__EXERCISE__
Each line of the material must be reproduced exactly; pictures stay out.

__DATASET RECORDS__
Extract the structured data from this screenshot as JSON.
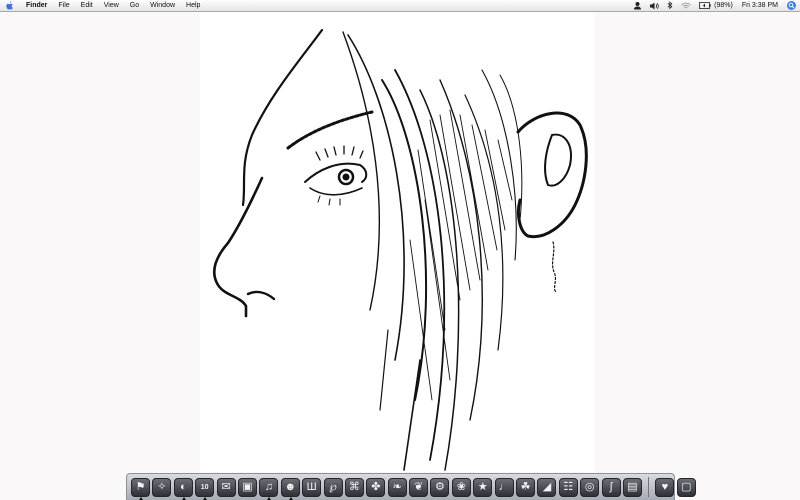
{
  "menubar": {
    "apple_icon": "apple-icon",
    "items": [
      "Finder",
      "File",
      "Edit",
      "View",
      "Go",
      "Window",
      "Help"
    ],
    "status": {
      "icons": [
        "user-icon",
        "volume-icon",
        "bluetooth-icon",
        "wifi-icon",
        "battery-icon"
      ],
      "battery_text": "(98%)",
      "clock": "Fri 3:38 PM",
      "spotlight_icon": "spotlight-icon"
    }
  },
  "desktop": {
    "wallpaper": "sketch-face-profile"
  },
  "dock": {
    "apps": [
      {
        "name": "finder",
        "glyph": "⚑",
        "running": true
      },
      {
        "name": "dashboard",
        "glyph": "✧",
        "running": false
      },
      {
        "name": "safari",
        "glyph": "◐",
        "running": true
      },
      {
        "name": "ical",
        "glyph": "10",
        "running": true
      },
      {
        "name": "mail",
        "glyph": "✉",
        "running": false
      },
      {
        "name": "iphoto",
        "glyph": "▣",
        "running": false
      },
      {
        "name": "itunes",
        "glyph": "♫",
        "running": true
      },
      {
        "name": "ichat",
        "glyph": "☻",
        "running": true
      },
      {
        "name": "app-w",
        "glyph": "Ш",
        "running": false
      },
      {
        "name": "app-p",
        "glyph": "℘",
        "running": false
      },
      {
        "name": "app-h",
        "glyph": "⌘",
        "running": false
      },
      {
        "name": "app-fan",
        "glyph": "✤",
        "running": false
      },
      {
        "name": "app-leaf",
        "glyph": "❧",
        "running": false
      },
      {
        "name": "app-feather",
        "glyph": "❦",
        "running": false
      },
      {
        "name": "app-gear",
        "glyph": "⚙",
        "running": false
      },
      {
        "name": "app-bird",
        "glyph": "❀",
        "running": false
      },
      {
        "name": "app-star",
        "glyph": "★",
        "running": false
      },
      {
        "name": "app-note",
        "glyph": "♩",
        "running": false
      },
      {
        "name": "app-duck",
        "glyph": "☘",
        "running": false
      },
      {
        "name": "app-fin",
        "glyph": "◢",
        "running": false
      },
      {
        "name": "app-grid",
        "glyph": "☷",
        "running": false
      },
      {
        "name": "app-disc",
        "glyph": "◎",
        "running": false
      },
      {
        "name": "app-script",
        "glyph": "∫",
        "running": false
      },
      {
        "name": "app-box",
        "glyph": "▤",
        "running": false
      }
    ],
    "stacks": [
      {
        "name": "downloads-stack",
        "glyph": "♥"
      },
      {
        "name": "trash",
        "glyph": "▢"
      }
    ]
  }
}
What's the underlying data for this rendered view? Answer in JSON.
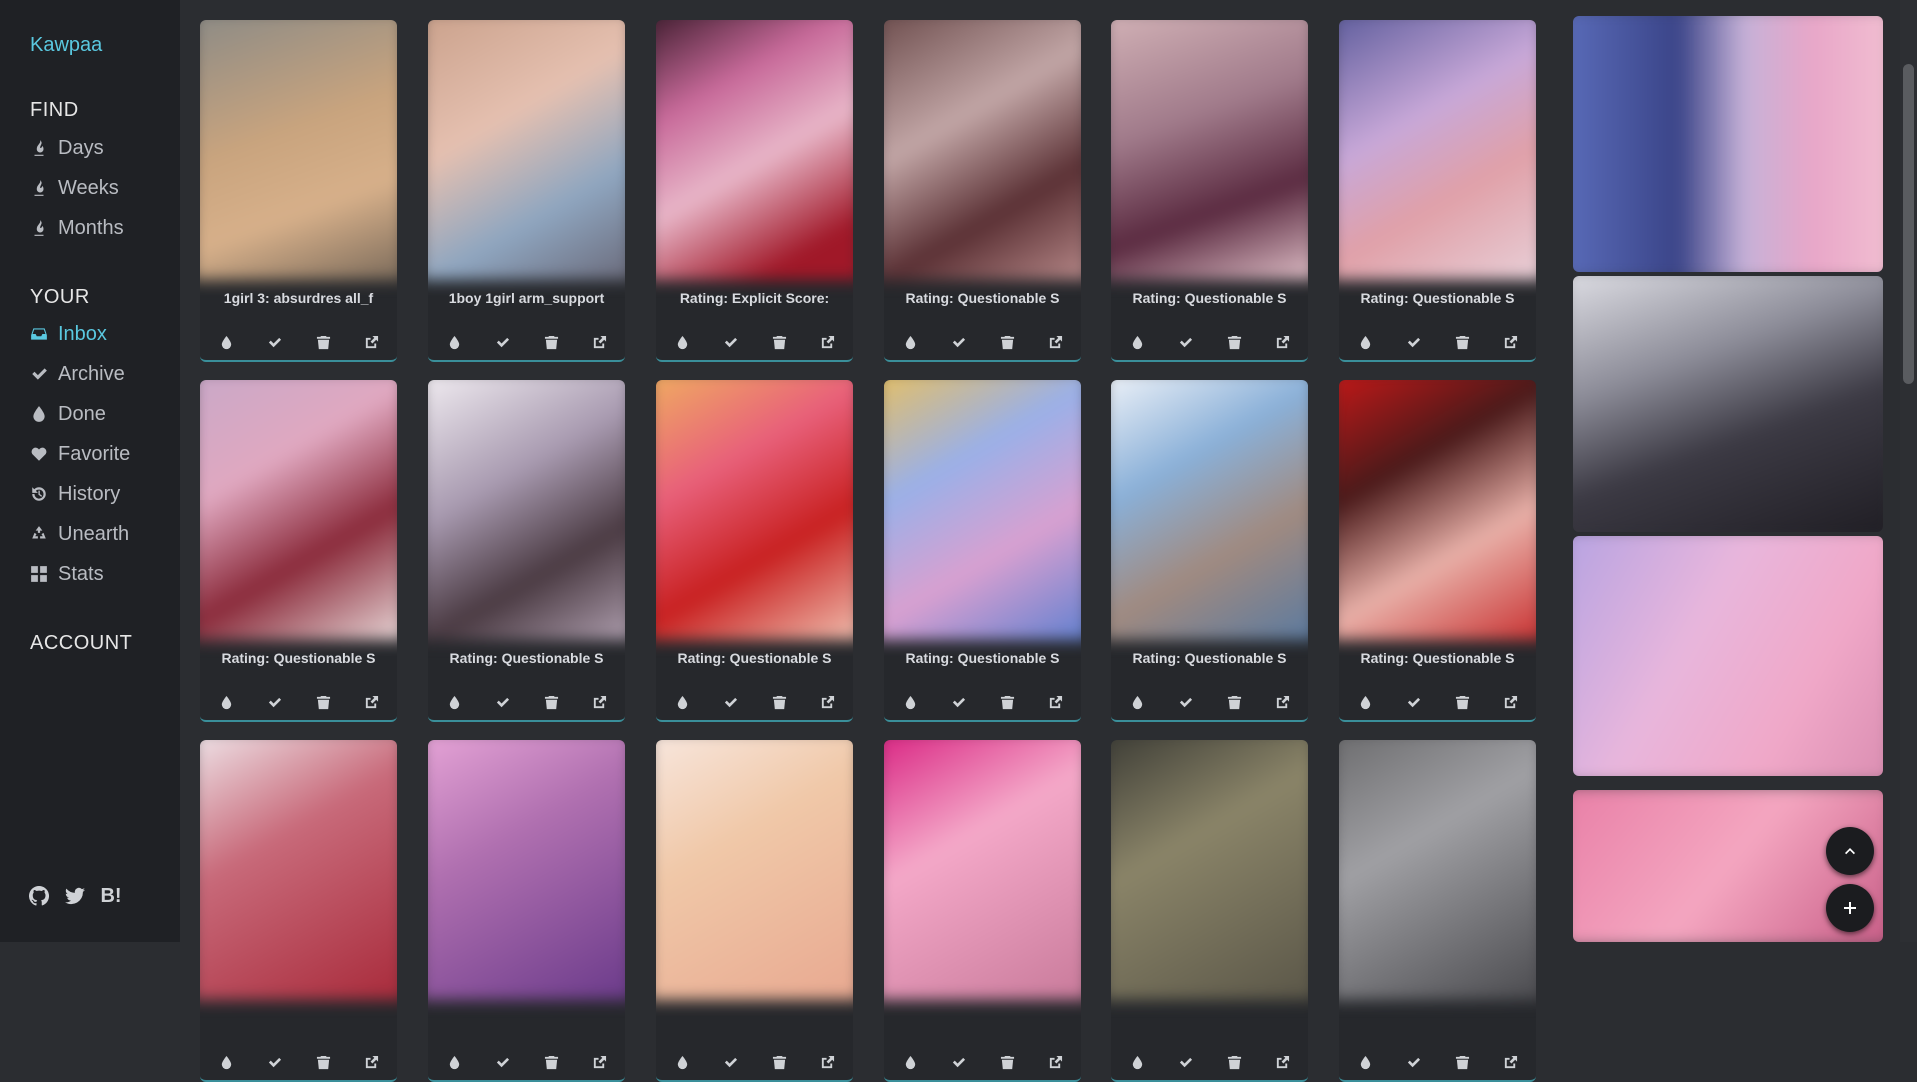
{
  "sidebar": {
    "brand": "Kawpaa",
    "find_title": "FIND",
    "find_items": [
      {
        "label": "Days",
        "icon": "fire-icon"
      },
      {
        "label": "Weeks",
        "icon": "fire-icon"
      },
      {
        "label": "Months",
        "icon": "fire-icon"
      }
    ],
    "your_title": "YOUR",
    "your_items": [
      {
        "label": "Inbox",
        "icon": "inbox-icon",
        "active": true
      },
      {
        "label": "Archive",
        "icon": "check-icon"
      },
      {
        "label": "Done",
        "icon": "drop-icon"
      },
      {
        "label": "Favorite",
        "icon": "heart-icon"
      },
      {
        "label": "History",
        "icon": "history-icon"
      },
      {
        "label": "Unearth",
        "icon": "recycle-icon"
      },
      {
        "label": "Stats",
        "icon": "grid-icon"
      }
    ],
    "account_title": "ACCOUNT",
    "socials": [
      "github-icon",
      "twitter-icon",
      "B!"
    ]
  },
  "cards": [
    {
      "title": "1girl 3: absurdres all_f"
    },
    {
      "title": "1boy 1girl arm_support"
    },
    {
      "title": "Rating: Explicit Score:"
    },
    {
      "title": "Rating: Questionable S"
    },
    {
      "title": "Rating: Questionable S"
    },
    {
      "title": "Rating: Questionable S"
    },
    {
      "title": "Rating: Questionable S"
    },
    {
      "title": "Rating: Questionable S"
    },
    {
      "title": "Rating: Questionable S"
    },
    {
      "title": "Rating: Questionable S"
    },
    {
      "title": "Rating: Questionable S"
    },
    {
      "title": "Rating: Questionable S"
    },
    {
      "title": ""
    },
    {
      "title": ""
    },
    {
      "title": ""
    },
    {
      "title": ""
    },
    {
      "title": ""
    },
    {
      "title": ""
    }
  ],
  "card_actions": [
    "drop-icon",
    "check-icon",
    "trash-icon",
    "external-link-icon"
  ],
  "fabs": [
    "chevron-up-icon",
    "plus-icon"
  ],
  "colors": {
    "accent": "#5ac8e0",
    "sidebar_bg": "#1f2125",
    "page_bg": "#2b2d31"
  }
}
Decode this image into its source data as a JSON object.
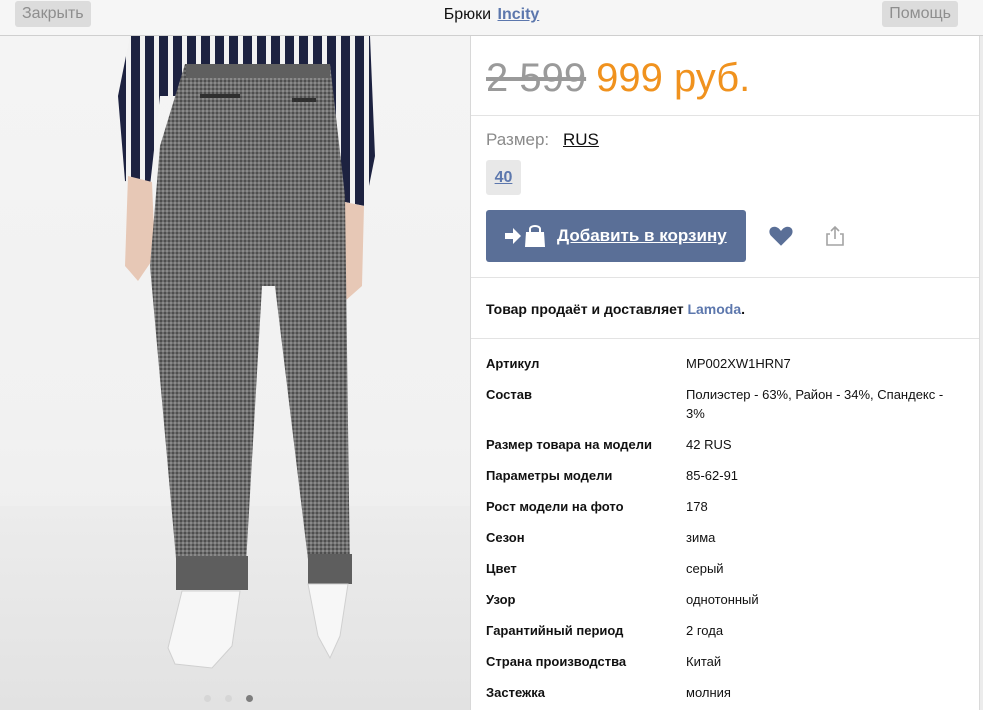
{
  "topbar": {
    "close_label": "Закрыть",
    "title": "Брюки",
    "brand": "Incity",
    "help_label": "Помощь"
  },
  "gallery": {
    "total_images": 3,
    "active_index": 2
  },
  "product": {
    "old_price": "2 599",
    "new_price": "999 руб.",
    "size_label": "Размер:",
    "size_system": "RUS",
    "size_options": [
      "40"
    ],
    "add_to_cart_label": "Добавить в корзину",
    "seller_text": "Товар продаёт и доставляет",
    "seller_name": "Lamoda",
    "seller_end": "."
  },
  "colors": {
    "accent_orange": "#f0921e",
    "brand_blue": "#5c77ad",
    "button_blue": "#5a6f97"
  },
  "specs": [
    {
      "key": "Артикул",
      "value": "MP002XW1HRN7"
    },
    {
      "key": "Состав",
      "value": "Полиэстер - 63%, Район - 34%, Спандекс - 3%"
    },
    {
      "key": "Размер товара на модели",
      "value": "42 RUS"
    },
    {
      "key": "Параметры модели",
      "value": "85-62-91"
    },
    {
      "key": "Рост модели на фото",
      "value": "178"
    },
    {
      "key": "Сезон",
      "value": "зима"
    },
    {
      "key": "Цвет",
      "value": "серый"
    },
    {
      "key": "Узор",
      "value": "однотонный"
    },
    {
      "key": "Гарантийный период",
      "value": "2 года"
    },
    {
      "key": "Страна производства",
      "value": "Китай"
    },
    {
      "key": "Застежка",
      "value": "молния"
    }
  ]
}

__RESPONSE TO THE EXERCISE__
Extract the structured data from this screenshot as JSON.
{
  "menubar": {
    "apple_icon": "apple-icon",
    "items": [
      "Finder",
      "File",
      "Edit",
      "View",
      "Go",
      "Window",
      "Help"
    ],
    "status": {
      "icons": [
        "user-icon",
        "volume-icon",
        "bluetooth-icon",
        "wifi-icon",
        "battery-icon"
      ],
      "battery_text": "(98%)",
      "clock": "Fri 3:38 PM",
      "spotlight_icon": "spotlight-icon"
    }
  },
  "desktop": {
    "wallpaper": "sketch-face-profile"
  },
  "dock": {
    "apps": [
      {
        "name": "finder",
        "glyph": "⚑",
        "running": true
      },
      {
        "name": "dashboard",
        "glyph": "✧",
        "running": false
      },
      {
        "name": "safari",
        "glyph": "◐",
        "running": true
      },
      {
        "name": "ical",
        "glyph": "10",
        "running": true
      },
      {
        "name": "mail",
        "glyph": "✉",
        "running": false
      },
      {
        "name": "iphoto",
        "glyph": "▣",
        "running": false
      },
      {
        "name": "itunes",
        "glyph": "♫",
        "running": true
      },
      {
        "name": "ichat",
        "glyph": "☻",
        "running": true
      },
      {
        "name": "app-w",
        "glyph": "Ш",
        "running": false
      },
      {
        "name": "app-p",
        "glyph": "℘",
        "running": false
      },
      {
        "name": "app-h",
        "glyph": "⌘",
        "running": false
      },
      {
        "name": "app-fan",
        "glyph": "✤",
        "running": false
      },
      {
        "name": "app-leaf",
        "glyph": "❧",
        "running": false
      },
      {
        "name": "app-feather",
        "glyph": "❦",
        "running": false
      },
      {
        "name": "app-gear",
        "glyph": "⚙",
        "running": false
      },
      {
        "name": "app-bird",
        "glyph": "❀",
        "running": false
      },
      {
        "name": "app-star",
        "glyph": "★",
        "running": false
      },
      {
        "name": "app-note",
        "glyph": "♩",
        "running": false
      },
      {
        "name": "app-duck",
        "glyph": "☘",
        "running": false
      },
      {
        "name": "app-fin",
        "glyph": "◢",
        "running": false
      },
      {
        "name": "app-grid",
        "glyph": "☷",
        "running": false
      },
      {
        "name": "app-disc",
        "glyph": "◎",
        "running": false
      },
      {
        "name": "app-script",
        "glyph": "∫",
        "running": false
      },
      {
        "name": "app-box",
        "glyph": "▤",
        "running": false
      }
    ],
    "stacks": [
      {
        "name": "downloads-stack",
        "glyph": "♥"
      },
      {
        "name": "trash",
        "glyph": "▢"
      }
    ]
  }
}
What's the underlying data for this rendered view? Answer in JSON.
{
  "sidebar": {
    "brand": "Kawpaa",
    "find_title": "FIND",
    "find_items": [
      {
        "label": "Days",
        "icon": "fire-icon"
      },
      {
        "label": "Weeks",
        "icon": "fire-icon"
      },
      {
        "label": "Months",
        "icon": "fire-icon"
      }
    ],
    "your_title": "YOUR",
    "your_items": [
      {
        "label": "Inbox",
        "icon": "inbox-icon",
        "active": true
      },
      {
        "label": "Archive",
        "icon": "check-icon"
      },
      {
        "label": "Done",
        "icon": "drop-icon"
      },
      {
        "label": "Favorite",
        "icon": "heart-icon"
      },
      {
        "label": "History",
        "icon": "history-icon"
      },
      {
        "label": "Unearth",
        "icon": "recycle-icon"
      },
      {
        "label": "Stats",
        "icon": "grid-icon"
      }
    ],
    "account_title": "ACCOUNT",
    "socials": [
      "github-icon",
      "twitter-icon",
      "B!"
    ]
  },
  "cards": [
    {
      "title": "1girl 3: absurdres all_f"
    },
    {
      "title": "1boy 1girl arm_support"
    },
    {
      "title": "Rating: Explicit Score:"
    },
    {
      "title": "Rating: Questionable S"
    },
    {
      "title": "Rating: Questionable S"
    },
    {
      "title": "Rating: Questionable S"
    },
    {
      "title": "Rating: Questionable S"
    },
    {
      "title": "Rating: Questionable S"
    },
    {
      "title": "Rating: Questionable S"
    },
    {
      "title": "Rating: Questionable S"
    },
    {
      "title": "Rating: Questionable S"
    },
    {
      "title": "Rating: Questionable S"
    },
    {
      "title": ""
    },
    {
      "title": ""
    },
    {
      "title": ""
    },
    {
      "title": ""
    },
    {
      "title": ""
    },
    {
      "title": ""
    }
  ],
  "card_actions": [
    "drop-icon",
    "check-icon",
    "trash-icon",
    "external-link-icon"
  ],
  "fabs": [
    "chevron-up-icon",
    "plus-icon"
  ],
  "colors": {
    "accent": "#5ac8e0",
    "sidebar_bg": "#1f2125",
    "page_bg": "#2b2d31"
  }
}
Decode this image into its source data as a JSON object.
{
  "topbar": {
    "close_label": "Закрыть",
    "title": "Брюки",
    "brand": "Incity",
    "help_label": "Помощь"
  },
  "gallery": {
    "total_images": 3,
    "active_index": 2
  },
  "product": {
    "old_price": "2 599",
    "new_price": "999 руб.",
    "size_label": "Размер:",
    "size_system": "RUS",
    "size_options": [
      "40"
    ],
    "add_to_cart_label": "Добавить в корзину",
    "seller_text": "Товар продаёт и доставляет",
    "seller_name": "Lamoda",
    "seller_end": "."
  },
  "colors": {
    "accent_orange": "#f0921e",
    "brand_blue": "#5c77ad",
    "button_blue": "#5a6f97"
  },
  "specs": [
    {
      "key": "Артикул",
      "value": "MP002XW1HRN7"
    },
    {
      "key": "Состав",
      "value": "Полиэстер - 63%, Район - 34%, Спандекс - 3%"
    },
    {
      "key": "Размер товара на модели",
      "value": "42 RUS"
    },
    {
      "key": "Параметры модели",
      "value": "85-62-91"
    },
    {
      "key": "Рост модели на фото",
      "value": "178"
    },
    {
      "key": "Сезон",
      "value": "зима"
    },
    {
      "key": "Цвет",
      "value": "серый"
    },
    {
      "key": "Узор",
      "value": "однотонный"
    },
    {
      "key": "Гарантийный период",
      "value": "2 года"
    },
    {
      "key": "Страна производства",
      "value": "Китай"
    },
    {
      "key": "Застежка",
      "value": "молния"
    }
  ]
}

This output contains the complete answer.